The Advertising Standards Authority for Ireland has published new rules on the advertising of foods that are high in fat, sugar and salt (HFSS). The new rules will be incorporated into the Food and Non-Alcoholic Beverages section of the ASAI Code and take effect from 1 December 2021.
The new rules will restrict marketing communications for HFSS foods and beverages from being directed or targeted at children under the age of 15 through the selection of media or the context in which they appear. The rules are in response to changing media habits among young people, as well as wider concerns in society about public health challenges for this age group. The ASAI says that thresholds for non-broadcast media will reduce the overall exposure to HFSS product marketing communications.
In summary, the new rules state that:
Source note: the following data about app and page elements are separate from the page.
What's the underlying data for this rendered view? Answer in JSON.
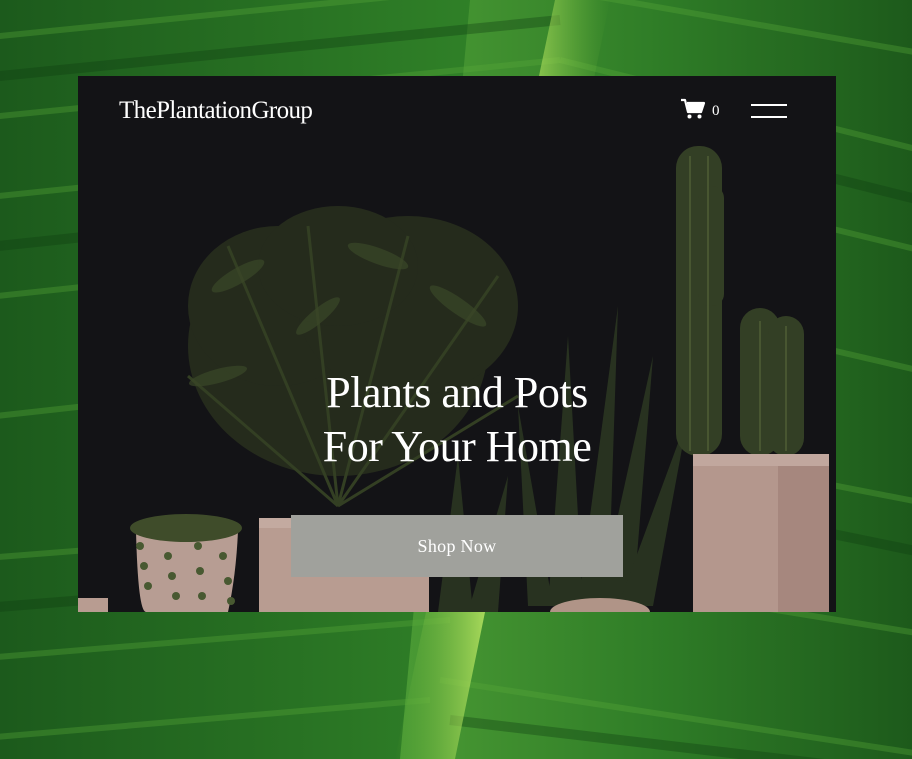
{
  "header": {
    "logo_text": "ThePlantationGroup",
    "cart_count": "0",
    "cart_icon": "shopping-cart-icon",
    "menu_icon": "hamburger-menu-icon"
  },
  "hero": {
    "heading_line_1": "Plants and Pots",
    "heading_line_2": "For Your Home",
    "cta_label": "Shop Now"
  },
  "colors": {
    "frame_background": "#17171a",
    "button_background": "#a0a19c",
    "text": "#ffffff",
    "leaf_green": "#2e7d24",
    "pot_pink": "#d9b7aa"
  }
}
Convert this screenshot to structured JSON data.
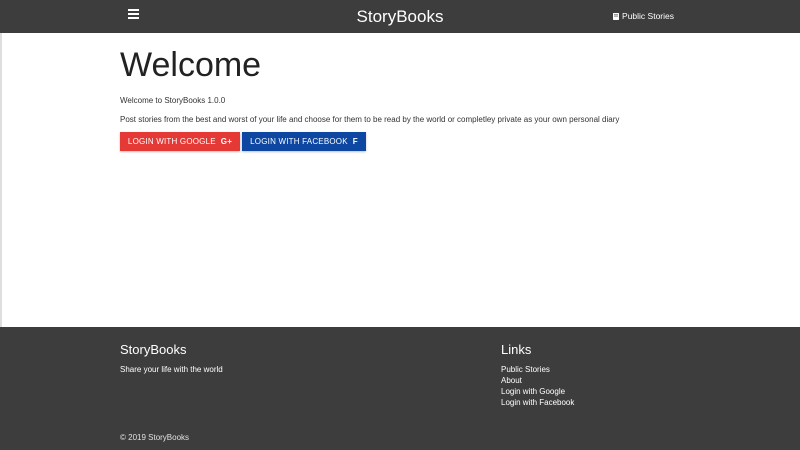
{
  "navbar": {
    "menu_icon": "hamburger-menu-icon",
    "brand": "StoryBooks",
    "public_stories_icon": "book-icon",
    "public_stories_label": "Public Stories"
  },
  "main": {
    "title": "Welcome",
    "version_text": "Welcome to StoryBooks 1.0.0",
    "lead_text": "Post stories from the best and worst of your life and choose for them to be read by the world or completley private as your own personal diary",
    "google_button": {
      "label": "Login With Google",
      "icon": "google-plus-icon",
      "icon_glyph": "G+",
      "color": "#e53935"
    },
    "facebook_button": {
      "label": "Login With Facebook",
      "icon": "facebook-icon",
      "icon_glyph": "f",
      "color": "#0d47a1"
    }
  },
  "footer": {
    "brand": "StoryBooks",
    "tagline": "Share your life with the world",
    "links_title": "Links",
    "links": [
      {
        "label": "Public Stories"
      },
      {
        "label": "About"
      },
      {
        "label": "Login with Google"
      },
      {
        "label": "Login with Facebook"
      }
    ],
    "copyright": "© 2019 StoryBooks"
  },
  "colors": {
    "nav_background": "#3d3d3d",
    "footer_background": "#3d3d3d",
    "google_red": "#e53935",
    "facebook_blue": "#0d47a1"
  }
}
- No medium can be used to advertise HFSS products if more than 50% of its audience is under 15 years of age;
- There are also thresholds on the amount of advertising for HFSS products that can be published by each media format. For example, no more than 33% of available outdoor space can carry HFSS product marketing communications. For cinema, digital and print media, no more than 25% of the available space can carry HFSS product marketing communications;
- Marketing communications targeted at children for HFSS products cannot include a promotional offer or a competition (although there are exceptions for point of sale displays, packages, wrappers, labels, tickets, timetables and menus). There are also restrictions on the use of licensed characters; and
- Locations primarily used by children will be prohibited to run any form of marketing communication for HFSS. Examples of such settings include registered crèches, pre-schools, nurseries, family and child clinics, paediatric services, schools, dedicated school transport, playgrounds and youth centres.
There are also restrictions on sponsorship, especially relating to settings used by, or events for, primary school children. The ASAI says that the new rules will complement existing rules that marketing communications should not denigrate a healthy lifestyle, they should not encourage unhealthy eating or drinking habits, and they should not encourage consumption to take advantage of a promotional offer.
The ASAI says that it will take a staged approach to the implementation of the new rules, proactively monitoring this area and, for the first six months after the rules take effect, using complaints for intelligence gathering.
As well as limiting HFSS product advertising, the new rules will alter the nature of how food advertising is seen by children.
The new rules follow the announcement by the UK government last week that it will be introducing restrictions on HFSS advertising from 2023 and illustrate the concerns that advertising of HFSS foods is fuelling health problems in the young. However, whether such restrictions will have the desired impact remains to be seen.
The implementation of these new rules in the ASAI Code are a significant and positive change designed to help and protect the wellbeing of children as well limit the overall exposure of HFSS advertising to the general public